WHAT TO WORK ON: Lines from the listing below that contain the string "align" are to be reported.
============
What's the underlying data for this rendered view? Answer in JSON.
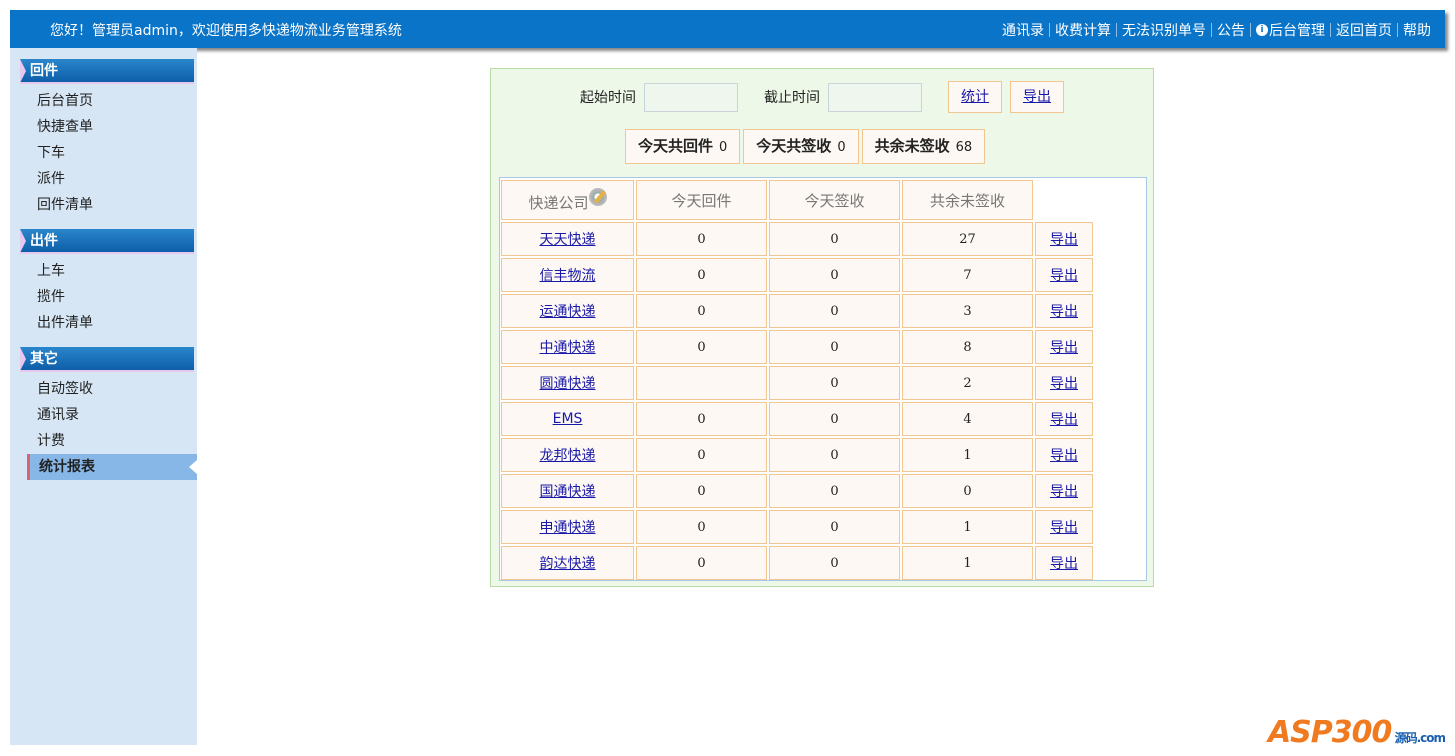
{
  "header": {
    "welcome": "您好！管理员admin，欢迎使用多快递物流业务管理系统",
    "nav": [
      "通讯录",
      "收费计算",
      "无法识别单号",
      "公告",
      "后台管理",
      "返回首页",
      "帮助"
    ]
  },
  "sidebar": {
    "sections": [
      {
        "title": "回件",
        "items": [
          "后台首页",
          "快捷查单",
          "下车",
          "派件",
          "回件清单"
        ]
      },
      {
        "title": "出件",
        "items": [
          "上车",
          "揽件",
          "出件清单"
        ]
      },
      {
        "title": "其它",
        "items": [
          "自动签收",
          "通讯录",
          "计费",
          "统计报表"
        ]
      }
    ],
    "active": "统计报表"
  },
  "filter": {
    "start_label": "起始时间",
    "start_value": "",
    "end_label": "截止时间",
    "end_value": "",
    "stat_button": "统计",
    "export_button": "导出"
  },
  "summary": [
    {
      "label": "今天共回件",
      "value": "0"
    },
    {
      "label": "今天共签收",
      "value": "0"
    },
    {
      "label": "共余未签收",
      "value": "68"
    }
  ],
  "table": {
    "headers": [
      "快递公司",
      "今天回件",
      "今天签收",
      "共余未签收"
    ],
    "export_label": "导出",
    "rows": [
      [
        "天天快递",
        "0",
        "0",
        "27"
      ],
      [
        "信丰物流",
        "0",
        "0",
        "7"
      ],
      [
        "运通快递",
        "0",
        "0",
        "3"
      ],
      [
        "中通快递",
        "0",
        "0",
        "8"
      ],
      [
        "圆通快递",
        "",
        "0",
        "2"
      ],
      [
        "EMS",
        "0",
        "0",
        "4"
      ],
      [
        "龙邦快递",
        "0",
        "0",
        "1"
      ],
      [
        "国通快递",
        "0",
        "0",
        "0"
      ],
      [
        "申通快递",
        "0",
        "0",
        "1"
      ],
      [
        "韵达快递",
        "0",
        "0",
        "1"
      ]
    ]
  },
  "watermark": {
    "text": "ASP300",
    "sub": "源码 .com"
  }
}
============
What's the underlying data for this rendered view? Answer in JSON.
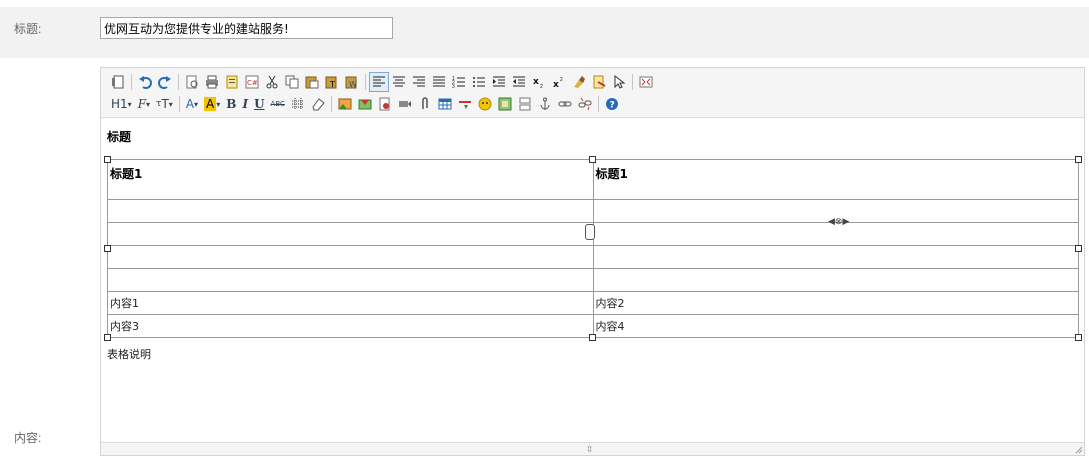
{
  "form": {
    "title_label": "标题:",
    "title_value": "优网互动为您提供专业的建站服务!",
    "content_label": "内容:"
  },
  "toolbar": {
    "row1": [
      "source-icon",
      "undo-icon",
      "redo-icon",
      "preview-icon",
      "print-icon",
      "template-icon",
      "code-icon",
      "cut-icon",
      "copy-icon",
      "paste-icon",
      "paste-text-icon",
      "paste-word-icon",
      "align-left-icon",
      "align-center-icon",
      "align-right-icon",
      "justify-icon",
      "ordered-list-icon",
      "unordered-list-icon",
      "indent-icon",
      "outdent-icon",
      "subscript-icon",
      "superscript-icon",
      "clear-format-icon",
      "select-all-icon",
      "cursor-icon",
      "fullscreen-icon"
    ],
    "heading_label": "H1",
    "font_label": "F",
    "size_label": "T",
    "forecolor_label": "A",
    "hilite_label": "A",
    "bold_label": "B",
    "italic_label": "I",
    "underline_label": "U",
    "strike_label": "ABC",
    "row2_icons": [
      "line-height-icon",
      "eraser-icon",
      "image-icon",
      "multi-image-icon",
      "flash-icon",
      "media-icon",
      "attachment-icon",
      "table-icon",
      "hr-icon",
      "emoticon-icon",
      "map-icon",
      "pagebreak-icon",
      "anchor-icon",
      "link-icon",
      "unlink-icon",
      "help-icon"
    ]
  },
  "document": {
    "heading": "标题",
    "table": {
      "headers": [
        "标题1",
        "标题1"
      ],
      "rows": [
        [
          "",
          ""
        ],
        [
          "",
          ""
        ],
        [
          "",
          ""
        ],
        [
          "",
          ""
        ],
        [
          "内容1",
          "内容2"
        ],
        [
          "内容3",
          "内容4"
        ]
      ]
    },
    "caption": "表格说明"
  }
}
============
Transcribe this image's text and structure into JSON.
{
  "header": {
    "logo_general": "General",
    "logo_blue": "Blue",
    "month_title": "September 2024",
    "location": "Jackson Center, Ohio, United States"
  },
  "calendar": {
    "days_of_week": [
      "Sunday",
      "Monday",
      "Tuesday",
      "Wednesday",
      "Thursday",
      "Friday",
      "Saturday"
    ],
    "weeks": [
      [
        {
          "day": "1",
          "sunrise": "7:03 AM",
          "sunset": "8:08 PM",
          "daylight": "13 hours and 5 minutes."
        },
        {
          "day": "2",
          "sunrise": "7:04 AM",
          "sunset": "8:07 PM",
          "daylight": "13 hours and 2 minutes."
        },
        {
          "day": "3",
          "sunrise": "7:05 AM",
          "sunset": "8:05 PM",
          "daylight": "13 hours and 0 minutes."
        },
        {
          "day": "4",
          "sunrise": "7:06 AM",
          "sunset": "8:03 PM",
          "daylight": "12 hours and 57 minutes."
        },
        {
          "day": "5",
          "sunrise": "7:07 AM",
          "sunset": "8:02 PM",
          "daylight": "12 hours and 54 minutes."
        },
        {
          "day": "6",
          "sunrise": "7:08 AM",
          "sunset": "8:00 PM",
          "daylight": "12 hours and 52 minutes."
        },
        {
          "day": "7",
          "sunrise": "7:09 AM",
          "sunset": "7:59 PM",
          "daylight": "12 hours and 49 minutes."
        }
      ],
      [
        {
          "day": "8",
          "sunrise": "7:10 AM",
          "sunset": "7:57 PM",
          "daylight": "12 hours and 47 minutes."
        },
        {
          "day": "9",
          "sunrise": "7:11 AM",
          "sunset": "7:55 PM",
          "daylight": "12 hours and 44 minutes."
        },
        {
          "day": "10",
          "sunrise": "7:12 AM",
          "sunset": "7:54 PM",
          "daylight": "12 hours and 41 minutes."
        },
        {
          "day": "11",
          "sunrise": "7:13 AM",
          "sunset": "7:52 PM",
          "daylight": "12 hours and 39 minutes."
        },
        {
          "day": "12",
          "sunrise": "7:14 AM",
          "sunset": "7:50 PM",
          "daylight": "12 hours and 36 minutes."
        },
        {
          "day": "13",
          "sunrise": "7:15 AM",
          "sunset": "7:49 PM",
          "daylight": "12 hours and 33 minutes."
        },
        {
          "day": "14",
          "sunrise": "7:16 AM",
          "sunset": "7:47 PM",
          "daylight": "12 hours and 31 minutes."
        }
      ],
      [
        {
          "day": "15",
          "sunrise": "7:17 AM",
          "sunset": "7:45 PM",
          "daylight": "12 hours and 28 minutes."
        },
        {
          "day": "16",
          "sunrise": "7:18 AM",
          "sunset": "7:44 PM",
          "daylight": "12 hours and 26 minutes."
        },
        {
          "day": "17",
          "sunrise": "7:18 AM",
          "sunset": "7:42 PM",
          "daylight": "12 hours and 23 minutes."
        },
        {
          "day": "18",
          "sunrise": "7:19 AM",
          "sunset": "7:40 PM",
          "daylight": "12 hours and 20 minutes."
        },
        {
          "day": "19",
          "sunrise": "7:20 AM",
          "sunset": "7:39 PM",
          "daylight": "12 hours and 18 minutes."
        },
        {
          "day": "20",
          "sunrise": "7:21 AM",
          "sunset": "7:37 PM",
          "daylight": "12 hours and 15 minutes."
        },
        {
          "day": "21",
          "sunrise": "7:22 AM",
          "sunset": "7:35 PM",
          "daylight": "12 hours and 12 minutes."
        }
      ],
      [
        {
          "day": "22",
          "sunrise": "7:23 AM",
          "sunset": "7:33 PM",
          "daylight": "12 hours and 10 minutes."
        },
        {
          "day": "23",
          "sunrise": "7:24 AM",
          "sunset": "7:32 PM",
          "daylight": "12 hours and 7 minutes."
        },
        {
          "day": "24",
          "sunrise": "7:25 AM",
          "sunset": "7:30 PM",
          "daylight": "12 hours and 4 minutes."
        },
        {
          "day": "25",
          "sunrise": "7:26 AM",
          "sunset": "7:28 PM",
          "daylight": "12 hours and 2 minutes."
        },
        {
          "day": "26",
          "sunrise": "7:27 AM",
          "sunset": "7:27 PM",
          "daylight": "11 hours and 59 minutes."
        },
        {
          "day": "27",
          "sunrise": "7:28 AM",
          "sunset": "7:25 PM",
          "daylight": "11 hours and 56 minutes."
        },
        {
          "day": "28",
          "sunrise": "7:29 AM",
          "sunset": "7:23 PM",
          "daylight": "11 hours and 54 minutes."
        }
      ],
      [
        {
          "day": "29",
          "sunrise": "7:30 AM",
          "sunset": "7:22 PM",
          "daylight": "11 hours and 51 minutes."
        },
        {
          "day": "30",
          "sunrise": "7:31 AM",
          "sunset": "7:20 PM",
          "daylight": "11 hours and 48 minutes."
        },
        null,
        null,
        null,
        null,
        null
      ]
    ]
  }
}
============
TASK RESULT:
      "align-left-icon",
      "align-center-icon",
      "align-right-icon",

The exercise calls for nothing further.